Investigation for withholding information from Congress[edit]

According to an internal investigation by the Department of Health and Human Services, Scully took part in efforts to intentionally withhold cost estimates of the Medicare prescription drug benefit from Congress while it was being considered for passage. A report by the Government Accountability Office on the investigation said that Scully threatened to fire Medicare's chief actuary, Richard Foster, if he provided the data to Congress and recommended that HHS seek to recover Scully's salary due to this infraction.

Scully denied threatening Foster, but acknowledged having told him to withhold information from Congress. Foster had estimated that the legislation would cost $500–$600 billion over 10 years. The White House told Congress the cost would not exceed $400 billion.

A subsequent report by the Congressional Research Service concluded that Scully and the Bush administration broke federal law by telling Foster to withhold information from Congress because Congress' "right to receive truthful information from federal agencies to assist in its legislative functions is clear and unassailable."

While he was participating in the crafting of the Medicare Prescription Drug, Improvement, and Modernization Act, Scully interviewed with law firms and private equity firms that might have been affected by the bill.[1]

Collection & publication of data on healthcare providers[edit]

In his first speech as CMS Administrator, Scully announced that Medicare would begin collecting and publishing quality data on health care providers across the country including hospitals, nursing homes, home health agencies and dialysis centers. The program began with the reporting of quality measures for nursing homes in a handful of states. In those states, 78 percent of the nursing homes reported that they tried to improve, according to CMS. The next step for the program was the publication of performance by nursing homes nationwide on 10 measures ranging from the percentage of residents with pressure sores to those in physical restraints. A $700,000 advertising campaign publicizing the measures began in conjunction with the release of the data. The intention of the program was to provide consumers with a comparison of nursing homes while encouraging the homes to get better, according to a statement by Scully at the time. Critics of the program complained that nursing homes were being asked to do additional work in order to report the measures while they were dealing with funding cutbacks.

In July 2003, Scully announced that CMS would begin paying bonuses to hospitals that scored well on 35 quality measures. Hospitals nationwide would vie for $7 million in higher reimbursement by providing superior care for five conditions: heart attack, heart failure, pneumonia, coronary artery bypass surgery, and hip and knee replacements. In addition, CMS posted report cards on the hospitals' performance on the public CMS website.
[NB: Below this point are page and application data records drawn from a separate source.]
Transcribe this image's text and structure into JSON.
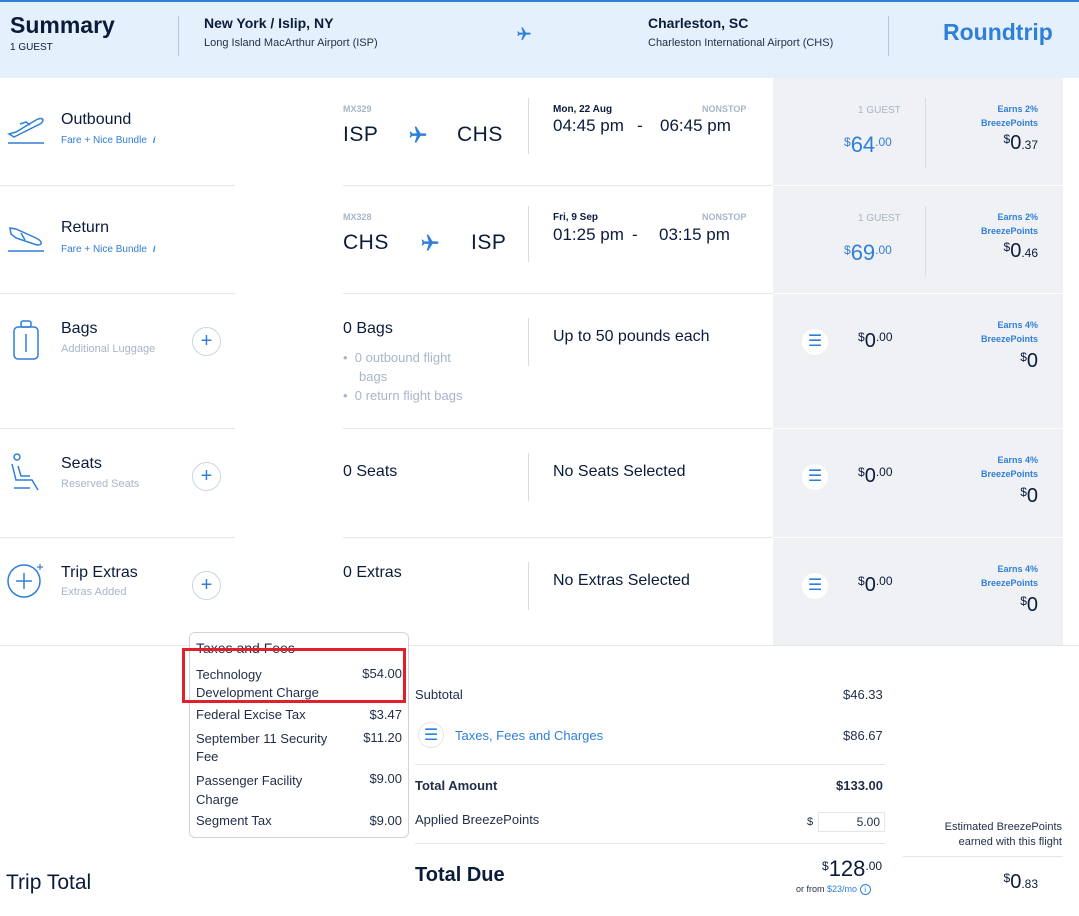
{
  "header": {
    "title": "Summary",
    "guests": "1 GUEST",
    "origin_city": "New York / Islip, NY",
    "origin_airport": "Long Island MacArthur Airport (ISP)",
    "dest_city": "Charleston, SC",
    "dest_airport": "Charleston International Airport (CHS)",
    "trip_type": "Roundtrip"
  },
  "outbound": {
    "label": "Outbound",
    "sub": "Fare + Nice Bundle",
    "info": "i",
    "flight_no": "MX329",
    "from": "ISP",
    "to": "CHS",
    "date": "Mon, 22 Aug",
    "nonstop": "NONSTOP",
    "dep": "04:45 pm",
    "dash": "-",
    "arr": "06:45 pm",
    "guests": "1 GUEST",
    "dollar": "$",
    "price_whole": "64",
    "price_cents": ".00",
    "earns": "Earns 2%",
    "bp": "BreezePoints",
    "pts_whole": "0",
    "pts_cents": ".37"
  },
  "return": {
    "label": "Return",
    "sub": "Fare + Nice Bundle",
    "info": "i",
    "flight_no": "MX328",
    "from": "CHS",
    "to": "ISP",
    "date": "Fri, 9 Sep",
    "nonstop": "NONSTOP",
    "dep": "01:25 pm",
    "dash": "-",
    "arr": "03:15 pm",
    "guests": "1 GUEST",
    "dollar": "$",
    "price_whole": "69",
    "price_cents": ".00",
    "earns": "Earns 2%",
    "bp": "BreezePoints",
    "pts_whole": "0",
    "pts_cents": ".46"
  },
  "bags": {
    "label": "Bags",
    "sub": "Additional Luggage",
    "count": "0 Bags",
    "bullet1_a": "0 outbound flight",
    "bullet1_b": "bags",
    "bullet2": "0 return flight bags",
    "desc": "Up to 50 pounds each",
    "dollar": "$",
    "amt_whole": "0",
    "amt_cents": ".00",
    "earns": "Earns 4%",
    "bp": "BreezePoints",
    "pts_whole": "0"
  },
  "seats": {
    "label": "Seats",
    "sub": "Reserved Seats",
    "count": "0 Seats",
    "desc": "No Seats Selected",
    "dollar": "$",
    "amt_whole": "0",
    "amt_cents": ".00",
    "earns": "Earns 4%",
    "bp": "BreezePoints",
    "pts_whole": "0"
  },
  "extras": {
    "label": "Trip Extras",
    "sub": "Extras Added",
    "count": "0 Extras",
    "desc": "No Extras Selected",
    "dollar": "$",
    "amt_whole": "0",
    "amt_cents": ".00",
    "earns": "Earns 4%",
    "bp": "BreezePoints",
    "pts_whole": "0"
  },
  "tooltip": {
    "title": "Taxes and Fees",
    "items": [
      {
        "name_a": "Technology",
        "name_b": "Development Charge",
        "amount": "$54.00"
      },
      {
        "name_a": "Federal Excise Tax",
        "name_b": "",
        "amount": "$3.47"
      },
      {
        "name_a": "September 11 Security",
        "name_b": "Fee",
        "amount": "$11.20"
      },
      {
        "name_a": "Passenger Facility",
        "name_b": "Charge",
        "amount": "$9.00"
      },
      {
        "name_a": "Segment Tax",
        "name_b": "",
        "amount": "$9.00"
      }
    ]
  },
  "summary": {
    "subtotal_label": "Subtotal",
    "subtotal": "$46.33",
    "taxes_label": "Taxes, Fees and Charges",
    "taxes": "$86.67",
    "total_label": "Total Amount",
    "total": "$133.00",
    "applied_label": "Applied BreezePoints",
    "applied_currency": "$",
    "applied_value": "5.00",
    "due_label": "Total Due",
    "due_dollar": "$",
    "due_whole": "128",
    "due_cents": ".00",
    "or_from": "or from",
    "monthly": "$23/mo",
    "info": "i",
    "trip_total": "Trip Total",
    "est_line1": "Estimated BreezePoints",
    "est_line2": "earned with this flight",
    "est_dollar": "$",
    "est_whole": "0",
    "est_cents": ".83"
  },
  "colors": {
    "accent": "#2f7fd8",
    "header_bg": "#e4f1fc",
    "highlight": "#e0202a"
  }
}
The program was hailed as large step towards improving the American health care system by leading to a more rational health care pricing system.

Scully also initiated a broad public education campaign to improve seniors’ awareness and utilization of their Medicare benefits. The US$30 million publicly funded advertising campaign called, "Helping You Help Yourself" was designed to inform Medicare beneficiaries about the Medicare web site and toll-free phone number, which could answer their questions about health care plans.

Federal law prohibits public funds from being used for "publicity or propaganda purposes within the United States not heretofore authorized by the Congress." Roughly 10 minutes in length, the video includes comments by Health and Human Services Secretary Tommy Thompson and shots of President Bush signing the Medicare drug bill.

New Name for HCFA[edit]

On July 1, 2001, Scully presided over his agency's name change: the Health Care Financing Administration would now be called the Centers for Medicare and Medicaid Services.

Lawsuit by Gallup[edit]

In 2003, the Gallup Organization filed a $5 million lawsuit against him alleging that he asked an OMB aide to investigate a Gallup executive who had accused CMS of unfairly favoring a competing firm in a hospital-survey project.


  1. ^ Boehlert, Eric (2004-04-05). "Lies, bribes and hidden costs". Retrieved 2007-10-29. 

External links[edit]

Former and Present Employers[edit]

CMS career[edit]